Records contained in a dataset
=== Section Start ===
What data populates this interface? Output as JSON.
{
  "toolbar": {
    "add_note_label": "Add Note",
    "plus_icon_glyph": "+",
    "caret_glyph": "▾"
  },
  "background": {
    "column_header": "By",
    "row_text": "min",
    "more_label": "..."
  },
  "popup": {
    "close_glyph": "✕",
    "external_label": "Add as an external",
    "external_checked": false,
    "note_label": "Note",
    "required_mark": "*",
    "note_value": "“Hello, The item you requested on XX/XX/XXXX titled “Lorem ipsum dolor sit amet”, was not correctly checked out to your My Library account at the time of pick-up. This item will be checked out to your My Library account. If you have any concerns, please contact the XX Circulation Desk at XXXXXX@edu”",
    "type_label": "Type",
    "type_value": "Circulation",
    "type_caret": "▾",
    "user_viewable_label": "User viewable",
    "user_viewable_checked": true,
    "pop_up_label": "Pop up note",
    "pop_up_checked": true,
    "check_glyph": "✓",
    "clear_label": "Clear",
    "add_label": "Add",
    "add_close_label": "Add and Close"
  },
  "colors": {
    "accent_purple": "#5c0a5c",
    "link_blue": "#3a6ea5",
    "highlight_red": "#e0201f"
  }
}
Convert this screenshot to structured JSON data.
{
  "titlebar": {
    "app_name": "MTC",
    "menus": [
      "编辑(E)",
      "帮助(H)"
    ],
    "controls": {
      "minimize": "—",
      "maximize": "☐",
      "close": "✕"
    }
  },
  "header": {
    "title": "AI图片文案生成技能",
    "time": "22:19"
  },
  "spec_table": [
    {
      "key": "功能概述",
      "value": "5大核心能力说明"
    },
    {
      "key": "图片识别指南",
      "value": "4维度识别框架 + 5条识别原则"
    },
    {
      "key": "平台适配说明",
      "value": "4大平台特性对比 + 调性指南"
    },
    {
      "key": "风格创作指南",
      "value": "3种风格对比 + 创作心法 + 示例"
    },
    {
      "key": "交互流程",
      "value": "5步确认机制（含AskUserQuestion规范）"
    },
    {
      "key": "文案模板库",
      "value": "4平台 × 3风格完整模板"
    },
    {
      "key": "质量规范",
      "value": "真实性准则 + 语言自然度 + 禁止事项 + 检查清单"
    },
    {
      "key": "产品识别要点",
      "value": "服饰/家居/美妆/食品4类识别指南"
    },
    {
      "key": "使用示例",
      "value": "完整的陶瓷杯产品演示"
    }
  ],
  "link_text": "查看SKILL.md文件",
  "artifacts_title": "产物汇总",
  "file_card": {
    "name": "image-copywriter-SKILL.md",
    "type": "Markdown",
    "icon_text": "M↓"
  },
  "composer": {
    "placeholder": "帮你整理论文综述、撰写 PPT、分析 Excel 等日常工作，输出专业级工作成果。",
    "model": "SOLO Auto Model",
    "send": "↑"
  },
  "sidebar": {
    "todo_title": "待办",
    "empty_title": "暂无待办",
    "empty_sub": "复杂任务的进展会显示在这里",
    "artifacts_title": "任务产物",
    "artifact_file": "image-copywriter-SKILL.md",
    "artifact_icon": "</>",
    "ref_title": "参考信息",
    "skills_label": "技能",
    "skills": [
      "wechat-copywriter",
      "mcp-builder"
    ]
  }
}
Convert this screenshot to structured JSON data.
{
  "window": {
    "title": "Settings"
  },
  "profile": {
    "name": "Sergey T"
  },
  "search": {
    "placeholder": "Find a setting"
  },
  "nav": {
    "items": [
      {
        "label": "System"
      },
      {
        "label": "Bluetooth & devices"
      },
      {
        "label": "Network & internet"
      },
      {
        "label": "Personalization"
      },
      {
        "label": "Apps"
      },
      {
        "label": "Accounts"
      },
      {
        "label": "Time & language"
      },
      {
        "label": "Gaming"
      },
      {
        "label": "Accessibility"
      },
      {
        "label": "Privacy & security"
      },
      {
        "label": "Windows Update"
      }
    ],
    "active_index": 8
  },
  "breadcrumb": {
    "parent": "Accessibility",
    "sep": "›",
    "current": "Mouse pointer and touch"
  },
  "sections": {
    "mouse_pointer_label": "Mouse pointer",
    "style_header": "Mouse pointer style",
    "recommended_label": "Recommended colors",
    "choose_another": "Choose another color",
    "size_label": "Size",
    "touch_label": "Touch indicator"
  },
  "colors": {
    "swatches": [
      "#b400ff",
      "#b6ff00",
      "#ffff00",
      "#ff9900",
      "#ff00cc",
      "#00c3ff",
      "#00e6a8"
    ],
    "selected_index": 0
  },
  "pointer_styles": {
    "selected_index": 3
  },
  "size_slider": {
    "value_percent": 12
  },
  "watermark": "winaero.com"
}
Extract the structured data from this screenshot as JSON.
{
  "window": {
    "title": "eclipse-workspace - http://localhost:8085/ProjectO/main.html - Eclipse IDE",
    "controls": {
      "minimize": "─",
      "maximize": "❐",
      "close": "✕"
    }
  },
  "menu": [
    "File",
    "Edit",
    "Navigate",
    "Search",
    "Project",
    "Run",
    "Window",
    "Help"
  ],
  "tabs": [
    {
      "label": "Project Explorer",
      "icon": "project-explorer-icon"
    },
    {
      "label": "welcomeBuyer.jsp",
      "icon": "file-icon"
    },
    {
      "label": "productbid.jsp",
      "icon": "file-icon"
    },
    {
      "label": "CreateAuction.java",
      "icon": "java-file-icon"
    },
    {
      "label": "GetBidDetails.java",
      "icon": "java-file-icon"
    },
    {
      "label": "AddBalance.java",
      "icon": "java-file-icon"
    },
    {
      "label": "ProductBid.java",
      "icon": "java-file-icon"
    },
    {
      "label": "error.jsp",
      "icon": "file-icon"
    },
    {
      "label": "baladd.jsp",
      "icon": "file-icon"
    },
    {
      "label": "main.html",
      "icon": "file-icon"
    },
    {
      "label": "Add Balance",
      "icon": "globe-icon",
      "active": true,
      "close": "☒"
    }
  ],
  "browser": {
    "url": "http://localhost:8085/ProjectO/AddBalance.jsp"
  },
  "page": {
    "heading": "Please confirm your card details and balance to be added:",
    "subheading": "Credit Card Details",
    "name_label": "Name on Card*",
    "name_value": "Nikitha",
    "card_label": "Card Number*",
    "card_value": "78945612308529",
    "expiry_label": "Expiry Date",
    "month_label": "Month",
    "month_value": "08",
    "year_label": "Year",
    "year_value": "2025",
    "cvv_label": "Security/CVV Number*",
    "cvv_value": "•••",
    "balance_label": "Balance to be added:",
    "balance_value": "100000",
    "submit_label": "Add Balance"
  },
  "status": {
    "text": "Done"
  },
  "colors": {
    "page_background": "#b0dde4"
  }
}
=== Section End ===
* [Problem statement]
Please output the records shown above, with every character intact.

* [Solution to this problem]
What data populates this interface? Output as JSON.
{
  "toolbar": {
    "add_note_label": "Add Note",
    "plus_icon_glyph": "+",
    "caret_glyph": "▾"
  },
  "background": {
    "column_header": "By",
    "row_text": "min",
    "more_label": "..."
  },
  "popup": {
    "close_glyph": "✕",
    "external_label": "Add as an external",
    "external_checked": false,
    "note_label": "Note",
    "required_mark": "*",
    "note_value": "“Hello, The item you requested on XX/XX/XXXX titled “Lorem ipsum dolor sit amet”, was not correctly checked out to your My Library account at the time of pick-up. This item will be checked out to your My Library account. If you have any concerns, please contact the XX Circulation Desk at XXXXXX@edu”",
    "type_label": "Type",
    "type_value": "Circulation",
    "type_caret": "▾",
    "user_viewable_label": "User viewable",
    "user_viewable_checked": true,
    "pop_up_label": "Pop up note",
    "pop_up_checked": true,
    "check_glyph": "✓",
    "clear_label": "Clear",
    "add_label": "Add",
    "add_close_label": "Add and Close"
  },
  "colors": {
    "accent_purple": "#5c0a5c",
    "link_blue": "#3a6ea5",
    "highlight_red": "#e0201f"
  }
}
Convert this screenshot to structured JSON data.
{
  "titlebar": {
    "app_name": "MTC",
    "menus": [
      "编辑(E)",
      "帮助(H)"
    ],
    "controls": {
      "minimize": "—",
      "maximize": "☐",
      "close": "✕"
    }
  },
  "header": {
    "title": "AI图片文案生成技能",
    "time": "22:19"
  },
  "spec_table": [
    {
      "key": "功能概述",
      "value": "5大核心能力说明"
    },
    {
      "key": "图片识别指南",
      "value": "4维度识别框架 + 5条识别原则"
    },
    {
      "key": "平台适配说明",
      "value": "4大平台特性对比 + 调性指南"
    },
    {
      "key": "风格创作指南",
      "value": "3种风格对比 + 创作心法 + 示例"
    },
    {
      "key": "交互流程",
      "value": "5步确认机制（含AskUserQuestion规范）"
    },
    {
      "key": "文案模板库",
      "value": "4平台 × 3风格完整模板"
    },
    {
      "key": "质量规范",
      "value": "真实性准则 + 语言自然度 + 禁止事项 + 检查清单"
    },
    {
      "key": "产品识别要点",
      "value": "服饰/家居/美妆/食品4类识别指南"
    },
    {
      "key": "使用示例",
      "value": "完整的陶瓷杯产品演示"
    }
  ],
  "link_text": "查看SKILL.md文件",
  "artifacts_title": "产物汇总",
  "file_card": {
    "name": "image-copywriter-SKILL.md",
    "type": "Markdown",
    "icon_text": "M↓"
  },
  "composer": {
    "placeholder": "帮你整理论文综述、撰写 PPT、分析 Excel 等日常工作，输出专业级工作成果。",
    "model": "SOLO Auto Model",
    "send": "↑"
  },
  "sidebar": {
    "todo_title": "待办",
    "empty_title": "暂无待办",
    "empty_sub": "复杂任务的进展会显示在这里",
    "artifacts_title": "任务产物",
    "artifact_file": "image-copywriter-SKILL.md",
    "artifact_icon": "</>",
    "ref_title": "参考信息",
    "skills_label": "技能",
    "skills": [
      "wechat-copywriter",
      "mcp-builder"
    ]
  }
}
Convert this screenshot to structured JSON data.
{
  "window": {
    "title": "Settings"
  },
  "profile": {
    "name": "Sergey T"
  },
  "search": {
    "placeholder": "Find a setting"
  },
  "nav": {
    "items": [
      {
        "label": "System"
      },
      {
        "label": "Bluetooth & devices"
      },
      {
        "label": "Network & internet"
      },
      {
        "label": "Personalization"
      },
      {
        "label": "Apps"
      },
      {
        "label": "Accounts"
      },
      {
        "label": "Time & language"
      },
      {
        "label": "Gaming"
      },
      {
        "label": "Accessibility"
      },
      {
        "label": "Privacy & security"
      },
      {
        "label": "Windows Update"
      }
    ],
    "active_index": 8
  },
  "breadcrumb": {
    "parent": "Accessibility",
    "sep": "›",
    "current": "Mouse pointer and touch"
  },
  "sections": {
    "mouse_pointer_label": "Mouse pointer",
    "style_header": "Mouse pointer style",
    "recommended_label": "Recommended colors",
    "choose_another": "Choose another color",
    "size_label": "Size",
    "touch_label": "Touch indicator"
  },
  "colors": {
    "swatches": [
      "#b400ff",
      "#b6ff00",
      "#ffff00",
      "#ff9900",
      "#ff00cc",
      "#00c3ff",
      "#00e6a8"
    ],
    "selected_index": 0
  },
  "pointer_styles": {
    "selected_index": 3
  },
  "size_slider": {
    "value_percent": 12
  },
  "watermark": "winaero.com"
}
Extract the structured data from this screenshot as JSON.
{
  "window": {
    "title": "eclipse-workspace - http://localhost:8085/ProjectO/main.html - Eclipse IDE",
    "controls": {
      "minimize": "─",
      "maximize": "❐",
      "close": "✕"
    }
  },
  "menu": [
    "File",
    "Edit",
    "Navigate",
    "Search",
    "Project",
    "Run",
    "Window",
    "Help"
  ],
  "tabs": [
    {
      "label": "Project Explorer",
      "icon": "project-explorer-icon"
    },
    {
      "label": "welcomeBuyer.jsp",
      "icon": "file-icon"
    },
    {
      "label": "productbid.jsp",
      "icon": "file-icon"
    },
    {
      "label": "CreateAuction.java",
      "icon": "java-file-icon"
    },
    {
      "label": "GetBidDetails.java",
      "icon": "java-file-icon"
    },
    {
      "label": "AddBalance.java",
      "icon": "java-file-icon"
    },
    {
      "label": "ProductBid.java",
      "icon": "java-file-icon"
    },
    {
      "label": "error.jsp",
      "icon": "file-icon"
    },
    {
      "label": "baladd.jsp",
      "icon": "file-icon"
    },
    {
      "label": "main.html",
      "icon": "file-icon"
    },
    {
      "label": "Add Balance",
      "icon": "globe-icon",
      "active": true,
      "close": "☒"
    }
  ],
  "browser": {
    "url": "http://localhost:8085/ProjectO/AddBalance.jsp"
  },
  "page": {
    "heading": "Please confirm your card details and balance to be added:",
    "subheading": "Credit Card Details",
    "name_label": "Name on Card*",
    "name_value": "Nikitha",
    "card_label": "Card Number*",
    "card_value": "78945612308529",
    "expiry_label": "Expiry Date",
    "month_label": "Month",
    "month_value": "08",
    "year_label": "Year",
    "year_value": "2025",
    "cvv_label": "Security/CVV Number*",
    "cvv_value": "•••",
    "balance_label": "Balance to be added:",
    "balance_value": "100000",
    "submit_label": "Add Balance"
  },
  "status": {
    "text": "Done"
  },
  "colors": {
    "page_background": "#b0dde4"
  }
}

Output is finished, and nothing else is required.